The identity of the teams who will occupy the Premier League’s top six positions has been known since before the season even began; it is only their order which remains to be seen.
Below them, though, the race for seventh, and thus a place in next season’s Europa League, is arguably more interesting.
Not least because the sides aiming to top the “best of the rest” mini-league outside the top six represent the ambitious upstarts with designs on eventually breaking up the Big Six, for whom a spot in the Europa League would mark an important milestone on their ascent.
With Wolves and Watford level on points and only two goals separating them, an examination of each side’s underlying statistics can be revealing when attempting to ascertain who have been the stronger so far this season and who are in the best shape going forward.
Although Watford have found the net more regularly that Wolves this season, with 41 goals to 37, the expected goals (xG) numbers suggest Nuno Espírito Santo’s newly promoted side have perhaps been unfortunate not to have outscored the Hornets.
Watford have an xG for the campaign so far of 40.69 compared to Wolves’ 45.16. And it’s not as though Wolves’ under-performance against their xG is a simple matter of poor finishing.
Post-shot xG is an expected goals model that takes into account not only the location of a shot but also which part of the goal it subsequently hits. Using this in conjunction with regular xG figures allows us to extrapolate the finishing quality of a team.
Looking at their open-play numbers, Wolves have a higher post-shot xG (42.2) than open-play xG (41.54), which suggests that, on average, the accuracy of their shooting is adding to their likelihood of scoring. This is not the case for Watford, whose open-play xG (38.84) is marginally higher than their open-play post-shot xG (36.76).
So, while Watford may have more goals to their name so far this season, the fact Wolves are able to create more and/or better chances, while also shooting more precisely, suggests that, with time, their scoring will increase and can be sustained at a high level than Watford’s.
It’s a similar story defensively, too.
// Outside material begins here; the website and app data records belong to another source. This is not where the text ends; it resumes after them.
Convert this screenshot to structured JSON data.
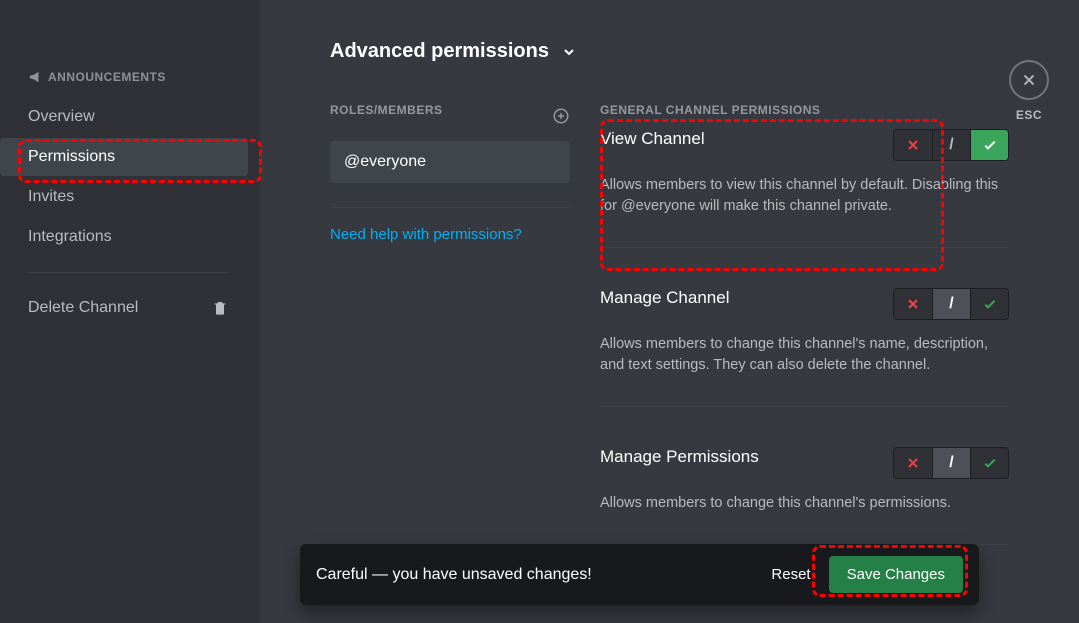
{
  "sidebar": {
    "channel_label": "ANNOUNCEMENTS",
    "items": [
      {
        "label": "Overview",
        "active": false
      },
      {
        "label": "Permissions",
        "active": true
      },
      {
        "label": "Invites",
        "active": false
      },
      {
        "label": "Integrations",
        "active": false
      }
    ],
    "delete_label": "Delete Channel"
  },
  "main": {
    "title": "Advanced permissions",
    "roles_label": "ROLES/MEMBERS",
    "role_selected": "@everyone",
    "help_link": "Need help with permissions?",
    "perm_section_label": "GENERAL CHANNEL PERMISSIONS",
    "permissions": [
      {
        "title": "View Channel",
        "desc": "Allows members to view this channel by default. Disabling this for @everyone will make this channel private.",
        "state": "allow"
      },
      {
        "title": "Manage Channel",
        "desc": "Allows members to change this channel's name, description, and text settings. They can also delete the channel.",
        "state": "neutral"
      },
      {
        "title": "Manage Permissions",
        "desc": "Allows members to change this channel's permissions.",
        "state": "neutral"
      }
    ]
  },
  "close": {
    "label": "ESC"
  },
  "unsaved": {
    "text": "Careful — you have unsaved changes!",
    "reset": "Reset",
    "save": "Save Changes"
  }
}
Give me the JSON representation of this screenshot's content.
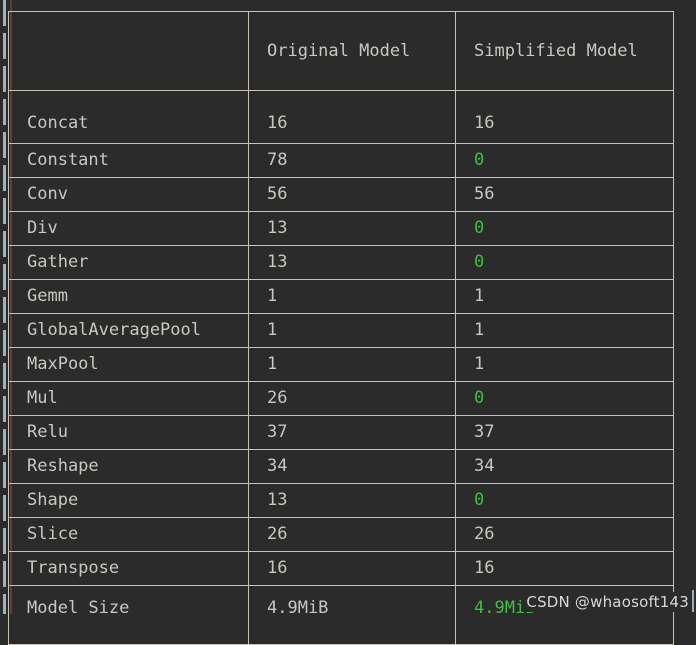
{
  "terminal": {
    "background_color": "#2b2b2b",
    "text_color": "#c8c8c0",
    "border_color": "#c9c3b5",
    "highlight_color": "#3fbf3f"
  },
  "table": {
    "columns": [
      "",
      "Original Model",
      "Simplified Model"
    ],
    "rows": [
      {
        "name": "Concat",
        "original": "16",
        "simplified": "16",
        "simplified_highlight": false
      },
      {
        "name": "Constant",
        "original": "78",
        "simplified": "0",
        "simplified_highlight": true
      },
      {
        "name": "Conv",
        "original": "56",
        "simplified": "56",
        "simplified_highlight": false
      },
      {
        "name": "Div",
        "original": "13",
        "simplified": "0",
        "simplified_highlight": true
      },
      {
        "name": "Gather",
        "original": "13",
        "simplified": "0",
        "simplified_highlight": true
      },
      {
        "name": "Gemm",
        "original": "1",
        "simplified": "1",
        "simplified_highlight": false
      },
      {
        "name": "GlobalAveragePool",
        "original": "1",
        "simplified": "1",
        "simplified_highlight": false
      },
      {
        "name": "MaxPool",
        "original": "1",
        "simplified": "1",
        "simplified_highlight": false
      },
      {
        "name": "Mul",
        "original": "26",
        "simplified": "0",
        "simplified_highlight": true
      },
      {
        "name": "Relu",
        "original": "37",
        "simplified": "37",
        "simplified_highlight": false
      },
      {
        "name": "Reshape",
        "original": "34",
        "simplified": "34",
        "simplified_highlight": false
      },
      {
        "name": "Shape",
        "original": "13",
        "simplified": "0",
        "simplified_highlight": true
      },
      {
        "name": "Slice",
        "original": "26",
        "simplified": "26",
        "simplified_highlight": false
      },
      {
        "name": "Transpose",
        "original": "16",
        "simplified": "16",
        "simplified_highlight": false
      },
      {
        "name": "Model Size",
        "original": "4.9MiB",
        "simplified": "4.9MiB",
        "simplified_highlight": true
      }
    ]
  },
  "watermark": {
    "text": "CSDN @whaosoft143"
  }
}
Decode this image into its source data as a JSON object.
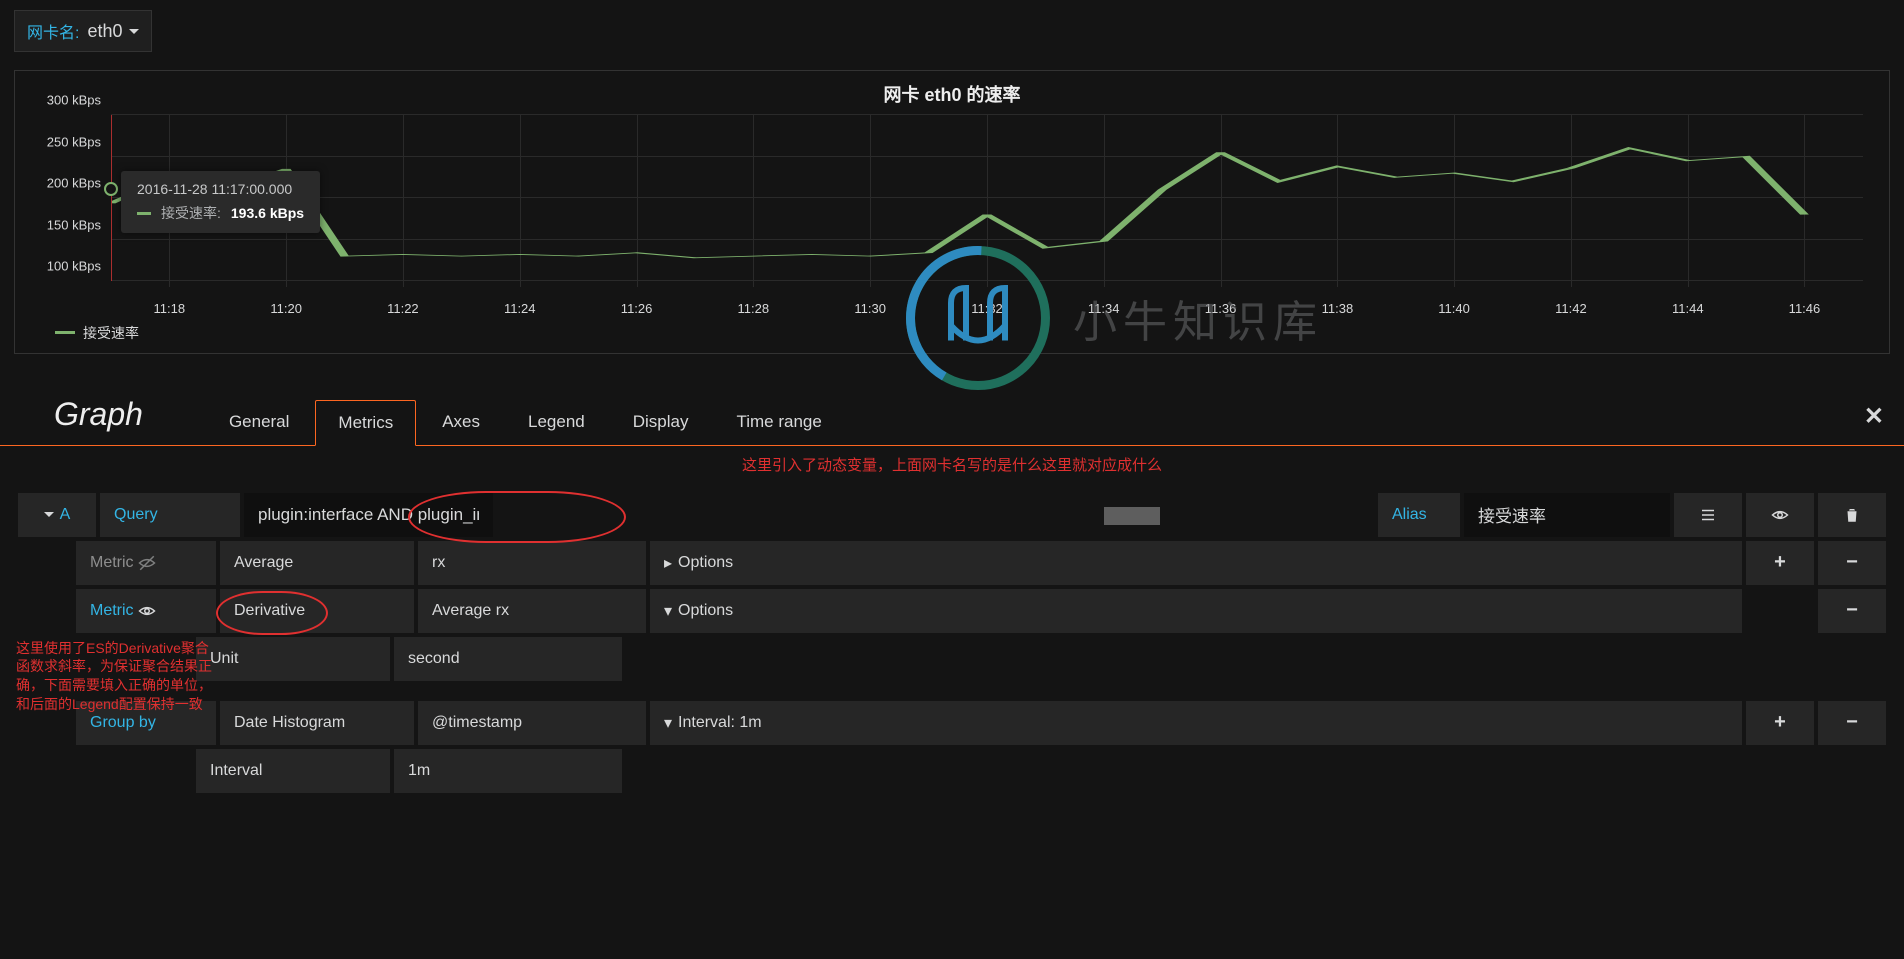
{
  "template": {
    "label": "网卡名:",
    "value": "eth0"
  },
  "panel": {
    "title": "网卡 eth0 的速率"
  },
  "chart_data": {
    "type": "line",
    "title": "网卡 eth0 的速率",
    "xlabel": "",
    "ylabel": "",
    "y_ticks": [
      "100 kBps",
      "150 kBps",
      "200 kBps",
      "250 kBps",
      "300 kBps"
    ],
    "ylim": [
      100,
      300
    ],
    "x_ticks": [
      "11:18",
      "11:20",
      "11:22",
      "11:24",
      "11:26",
      "11:28",
      "11:30",
      "11:32",
      "11:34",
      "11:36",
      "11:38",
      "11:40",
      "11:42",
      "11:44",
      "11:46"
    ],
    "series": [
      {
        "name": "接受速率",
        "color": "#7eb26d",
        "x": [
          "11:17",
          "11:18",
          "11:19",
          "11:20",
          "11:21",
          "11:22",
          "11:23",
          "11:24",
          "11:25",
          "11:26",
          "11:27",
          "11:28",
          "11:29",
          "11:30",
          "11:31",
          "11:32",
          "11:33",
          "11:34",
          "11:35",
          "11:36",
          "11:37",
          "11:38",
          "11:39",
          "11:40",
          "11:41",
          "11:42",
          "11:43",
          "11:44",
          "11:45",
          "11:46"
        ],
        "values": [
          193.6,
          225,
          210,
          235,
          130,
          132,
          130,
          132,
          130,
          134,
          128,
          130,
          132,
          130,
          134,
          180,
          140,
          148,
          210,
          255,
          220,
          238,
          225,
          230,
          220,
          236,
          260,
          245,
          250,
          180
        ]
      }
    ],
    "hover": {
      "timestamp": "2016-11-28 11:17:00.000",
      "series": "接受速率:",
      "value": "193.6 kBps",
      "x": "11:17"
    },
    "legend": [
      {
        "name": "接受速率",
        "color": "#7eb26d"
      }
    ]
  },
  "editor": {
    "title": "Graph",
    "tabs": [
      "General",
      "Metrics",
      "Axes",
      "Legend",
      "Display",
      "Time range"
    ],
    "active_tab": "Metrics"
  },
  "annotations": {
    "center": "这里引入了动态变量，上面网卡名写的是什么这里就对应成什么",
    "side": "这里使用了ES的Derivative聚合函数求斜率，为保证聚合结果正确，下面需要填入正确的单位，和后面的Legend配置保持一致"
  },
  "query_row": {
    "letter": "A",
    "label": "Query",
    "value": "plugin:interface AND plugin_instance:$interface AND collectd_type:if_octets AND host:",
    "alias_label": "Alias",
    "alias_value": "接受速率"
  },
  "metric1": {
    "label": "Metric",
    "agg": "Average",
    "field": "rx",
    "options": "Options"
  },
  "metric2": {
    "label": "Metric",
    "agg": "Derivative",
    "field": "Average rx",
    "options": "Options",
    "unit_label": "Unit",
    "unit_value": "second"
  },
  "groupby": {
    "label": "Group by",
    "agg": "Date Histogram",
    "field": "@timestamp",
    "options": "Interval: 1m",
    "interval_label": "Interval",
    "interval_value": "1m"
  },
  "watermark": "小牛知识库"
}
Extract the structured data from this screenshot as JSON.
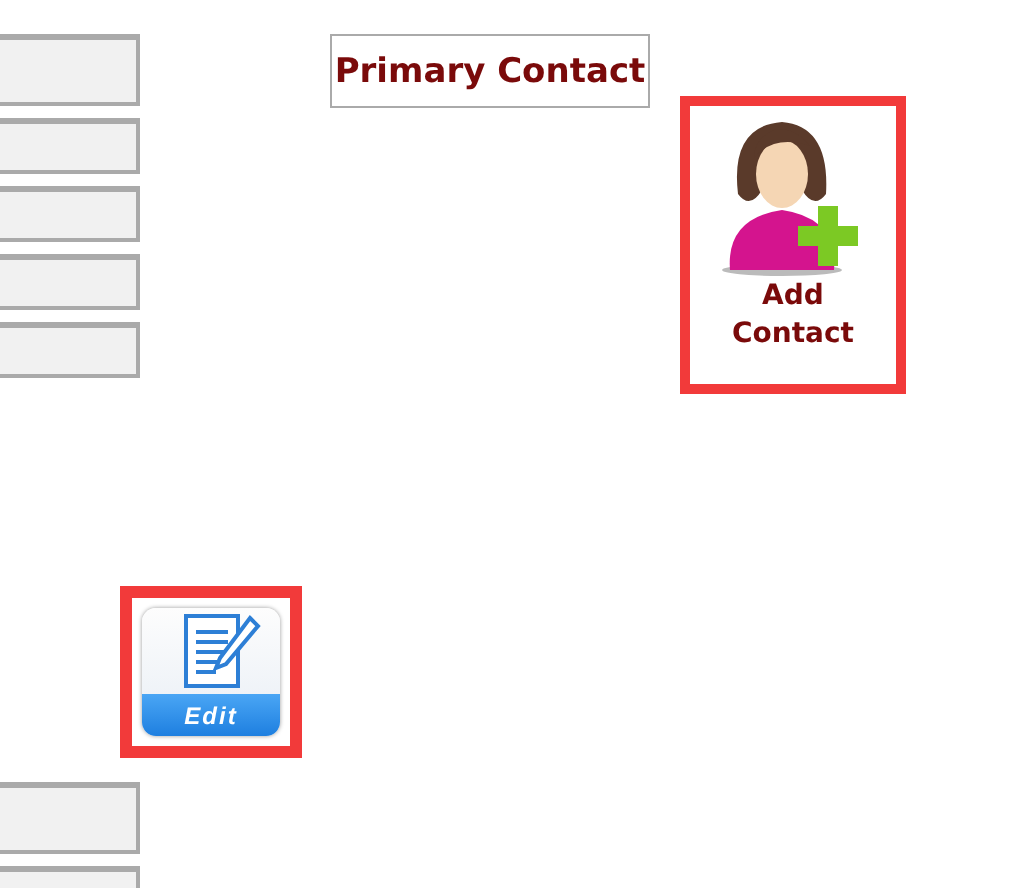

Wolves have conceded six fewer goals than Watford’s 41, and the xG conceded numbers for both sides bear out their defensive disparity.
The shots Watford have faced this term amount to an xG of 41.43, tracking neatly alongside the 41 goals they have conceded; likewise, Wolves have faced 36.41 xG and conceded 35 goals.
One of the main factors that will determine who is able to finish in seventh at the end of the season is the comparative difficulty of their remaining fixtures.
Among their nine remaining Premier League games, Wolves must take on four top-six sides, made up of home fixtures against Arsenal and Manchester United and trips to Chelsea and, on the final day of the campaign, title-chasing Liverpool.
It makes for daunting reading for Wolves fans but Nuno’s men have performed well against the Big Six, having picked up draws against Manchester City, United and Arsenal and beaten Chelsea and Tottenham Hotspur.
Given their struggles with breaking down inferior opposition, it may be that their fixtures against Burnley, Southampton and Fulham which pose as many difficulties.
Watford’s calendar makes for slightly less fearful viewing, with just three games against top-six opposition remaining. They face champions Manchester City at the Etihad next, and will also take on Arsenal and Chelsea.
Crucially, Wolves and Watford are yet to meet for a second time this season. They will face off at Vicarage Road on April 27 in the 35th round of 38 games, in what could amount to a Europa League play-off.
The stats suggest Wolves are favourites to hold on to seventh but the fixture list and home advantage are in Watford’s favour. The race is very much on.